What the exercise asks :: Please work out the number of lines in the following material that include "this", and reply with only that number.

---------- Data under study ----------

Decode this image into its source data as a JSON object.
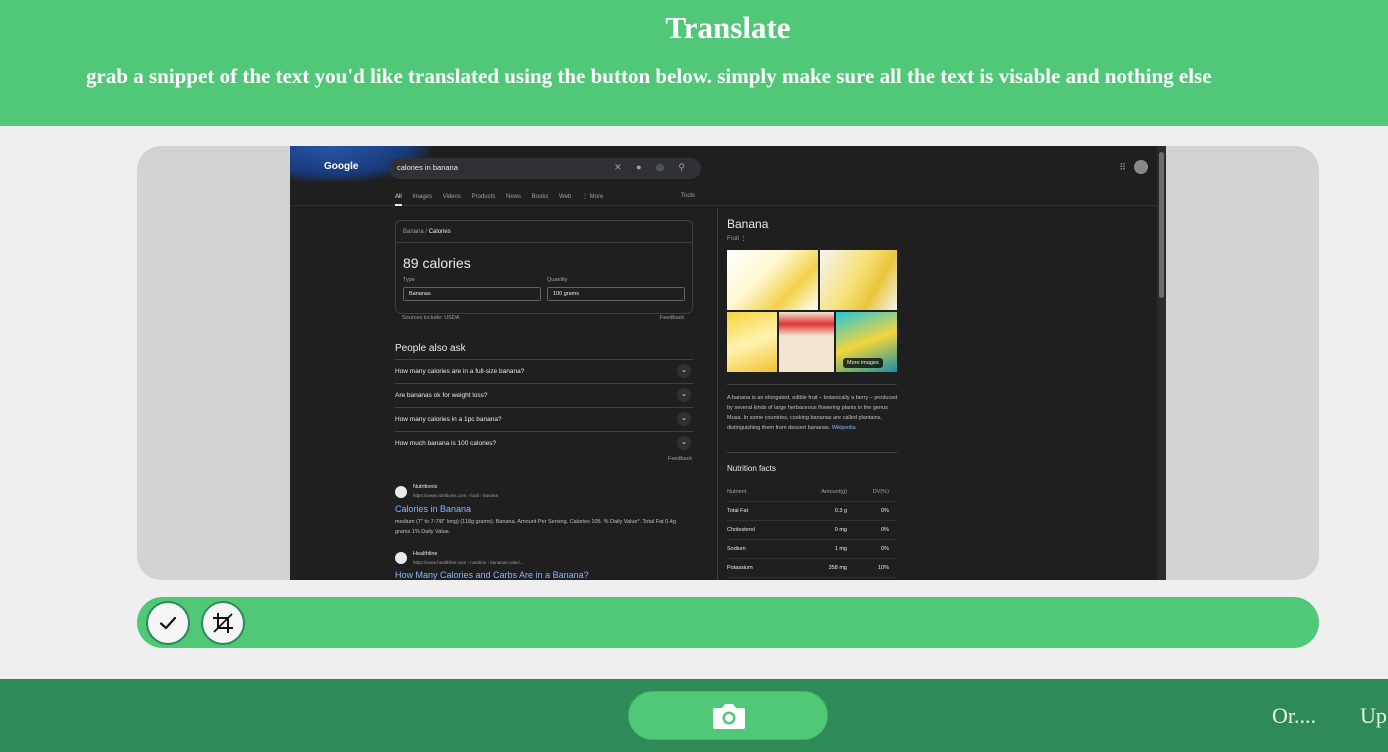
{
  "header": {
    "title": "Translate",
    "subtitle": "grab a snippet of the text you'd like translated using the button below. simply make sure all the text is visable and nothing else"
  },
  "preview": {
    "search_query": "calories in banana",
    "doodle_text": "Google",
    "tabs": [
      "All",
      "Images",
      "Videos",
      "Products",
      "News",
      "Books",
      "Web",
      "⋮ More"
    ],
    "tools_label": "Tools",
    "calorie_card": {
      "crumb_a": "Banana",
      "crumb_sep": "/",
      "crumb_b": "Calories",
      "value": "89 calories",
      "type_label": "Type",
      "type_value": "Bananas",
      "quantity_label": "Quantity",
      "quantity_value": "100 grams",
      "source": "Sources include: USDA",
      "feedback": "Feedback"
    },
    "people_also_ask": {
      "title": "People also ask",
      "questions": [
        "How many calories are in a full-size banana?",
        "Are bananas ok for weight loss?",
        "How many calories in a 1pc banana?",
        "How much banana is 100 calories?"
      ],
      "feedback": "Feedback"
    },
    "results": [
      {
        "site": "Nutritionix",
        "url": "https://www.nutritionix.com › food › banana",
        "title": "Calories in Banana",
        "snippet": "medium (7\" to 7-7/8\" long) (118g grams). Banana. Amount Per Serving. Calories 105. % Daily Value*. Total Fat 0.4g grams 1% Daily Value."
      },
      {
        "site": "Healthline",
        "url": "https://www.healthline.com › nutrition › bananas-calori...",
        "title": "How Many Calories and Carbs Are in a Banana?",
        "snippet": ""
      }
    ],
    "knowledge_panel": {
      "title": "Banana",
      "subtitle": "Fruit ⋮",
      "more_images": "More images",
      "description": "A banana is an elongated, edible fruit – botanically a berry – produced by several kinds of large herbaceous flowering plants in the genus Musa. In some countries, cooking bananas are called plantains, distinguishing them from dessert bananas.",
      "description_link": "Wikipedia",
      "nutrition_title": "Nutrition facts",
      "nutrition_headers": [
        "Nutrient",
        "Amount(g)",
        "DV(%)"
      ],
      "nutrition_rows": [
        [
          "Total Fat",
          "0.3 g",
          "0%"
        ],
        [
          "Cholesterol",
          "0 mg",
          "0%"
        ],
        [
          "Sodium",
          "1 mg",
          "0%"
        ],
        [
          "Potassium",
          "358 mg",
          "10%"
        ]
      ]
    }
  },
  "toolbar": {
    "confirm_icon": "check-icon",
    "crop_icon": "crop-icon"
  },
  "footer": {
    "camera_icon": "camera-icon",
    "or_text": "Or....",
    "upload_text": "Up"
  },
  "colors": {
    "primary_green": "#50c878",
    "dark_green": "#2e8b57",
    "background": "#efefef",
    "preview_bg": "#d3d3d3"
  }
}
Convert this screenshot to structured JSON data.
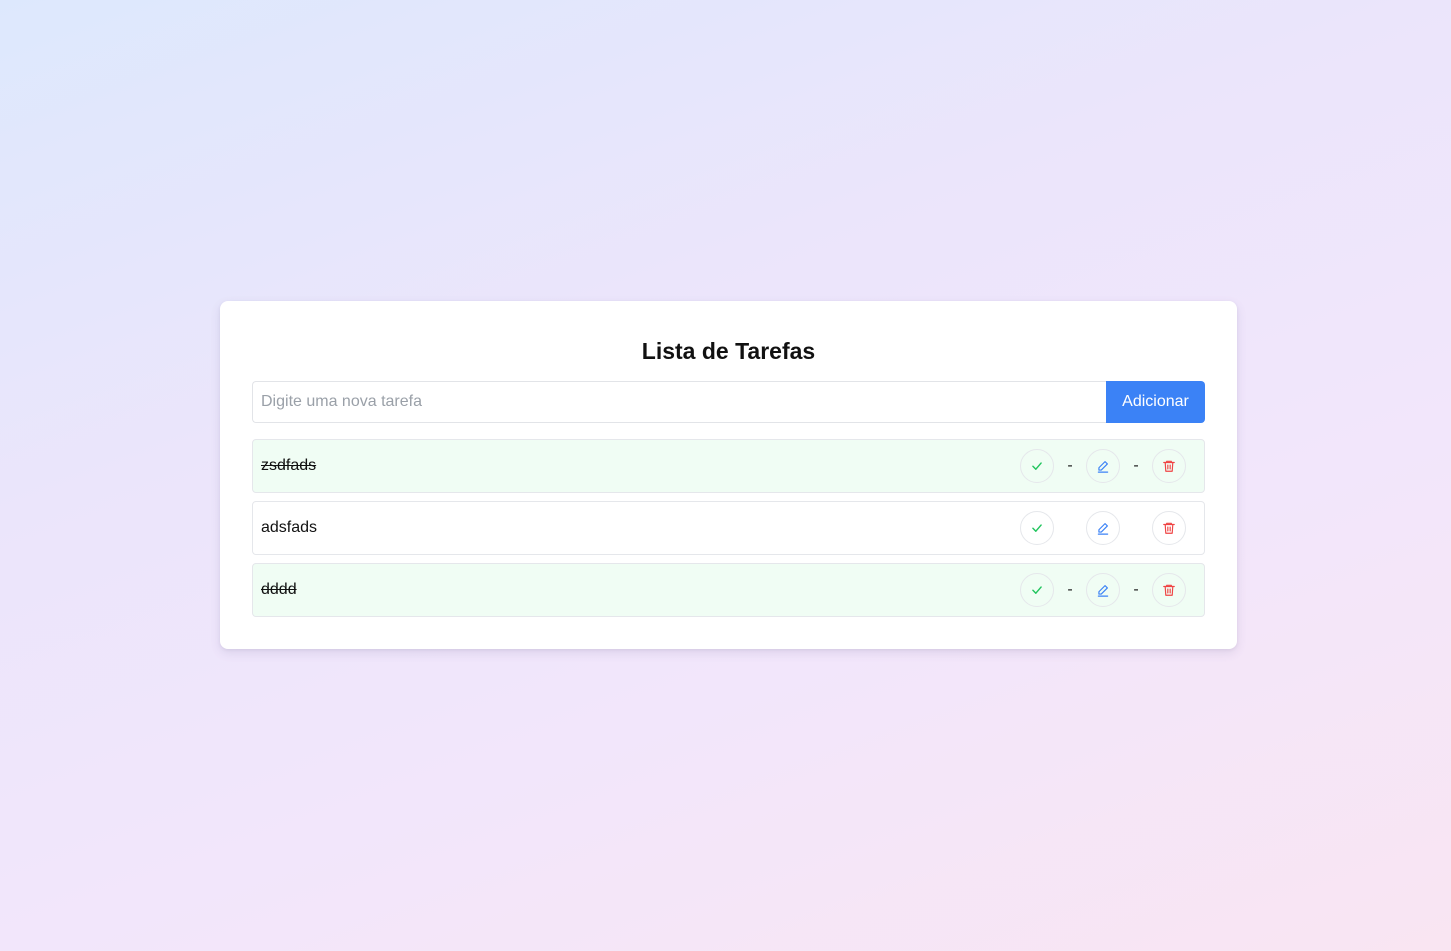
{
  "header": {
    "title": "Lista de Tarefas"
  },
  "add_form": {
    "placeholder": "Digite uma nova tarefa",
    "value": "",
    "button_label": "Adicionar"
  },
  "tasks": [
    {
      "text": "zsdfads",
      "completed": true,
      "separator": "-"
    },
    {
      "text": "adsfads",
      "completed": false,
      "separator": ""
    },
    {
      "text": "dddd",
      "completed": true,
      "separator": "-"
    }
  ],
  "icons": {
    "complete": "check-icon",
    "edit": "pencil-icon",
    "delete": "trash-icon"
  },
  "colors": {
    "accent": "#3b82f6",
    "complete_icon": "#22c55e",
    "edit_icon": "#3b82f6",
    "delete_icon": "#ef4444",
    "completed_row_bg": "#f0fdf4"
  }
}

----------
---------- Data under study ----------

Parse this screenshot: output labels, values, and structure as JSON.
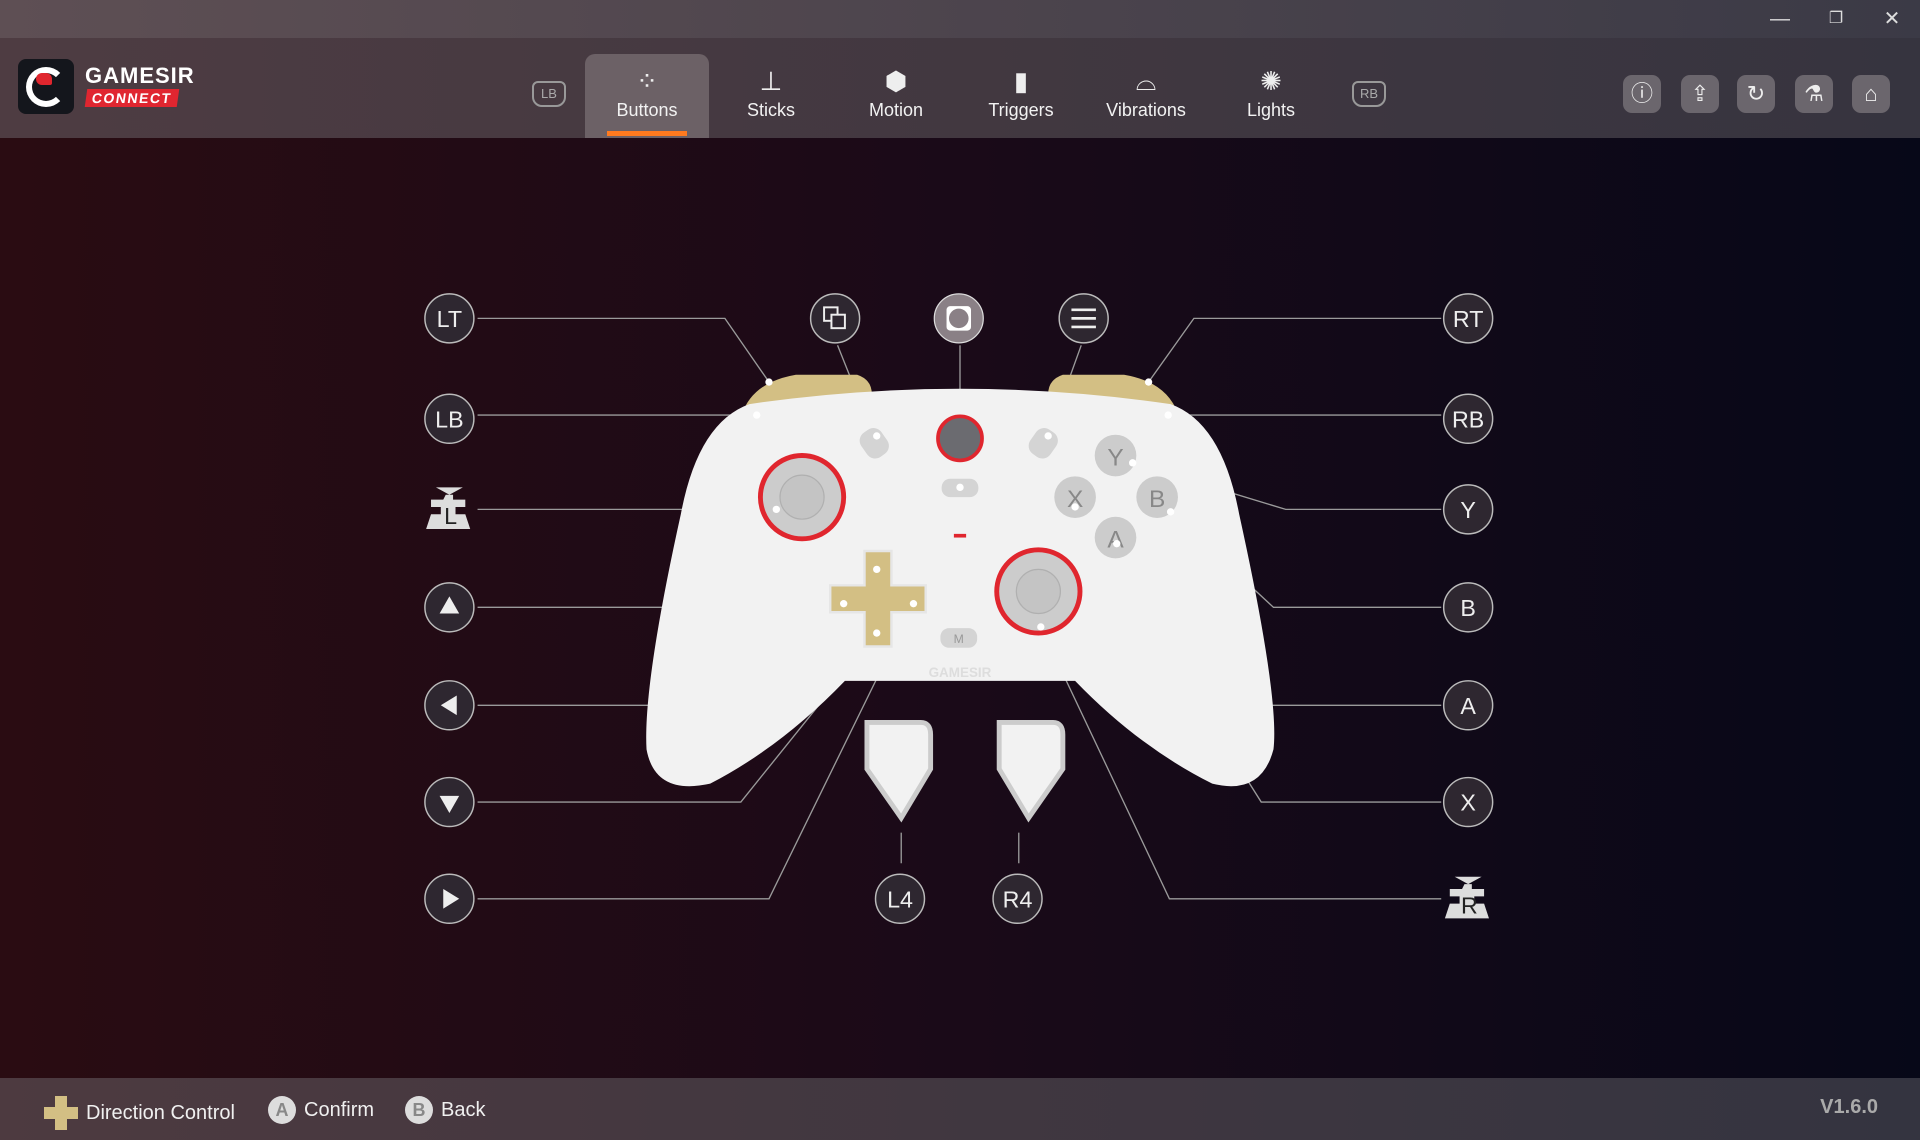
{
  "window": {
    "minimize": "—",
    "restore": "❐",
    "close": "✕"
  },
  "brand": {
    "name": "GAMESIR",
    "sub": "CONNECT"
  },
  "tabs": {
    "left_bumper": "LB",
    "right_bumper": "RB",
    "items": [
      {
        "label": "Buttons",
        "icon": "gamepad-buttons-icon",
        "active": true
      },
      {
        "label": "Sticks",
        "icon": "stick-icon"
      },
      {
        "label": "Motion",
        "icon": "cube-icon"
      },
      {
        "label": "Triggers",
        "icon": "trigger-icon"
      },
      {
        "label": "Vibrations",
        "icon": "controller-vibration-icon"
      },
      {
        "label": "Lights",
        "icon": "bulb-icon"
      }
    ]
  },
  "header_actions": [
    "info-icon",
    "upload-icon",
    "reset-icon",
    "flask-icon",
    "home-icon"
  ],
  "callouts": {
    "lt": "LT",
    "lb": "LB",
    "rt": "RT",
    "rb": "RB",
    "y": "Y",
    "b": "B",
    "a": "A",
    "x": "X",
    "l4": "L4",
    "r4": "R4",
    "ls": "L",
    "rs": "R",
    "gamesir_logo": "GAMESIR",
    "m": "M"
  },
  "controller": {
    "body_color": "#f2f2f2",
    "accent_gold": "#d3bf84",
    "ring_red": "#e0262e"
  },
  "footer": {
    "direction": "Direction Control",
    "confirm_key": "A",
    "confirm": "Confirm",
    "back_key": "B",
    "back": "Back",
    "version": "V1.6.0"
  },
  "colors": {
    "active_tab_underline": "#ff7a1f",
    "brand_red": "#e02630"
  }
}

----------

Exercise solution :: 3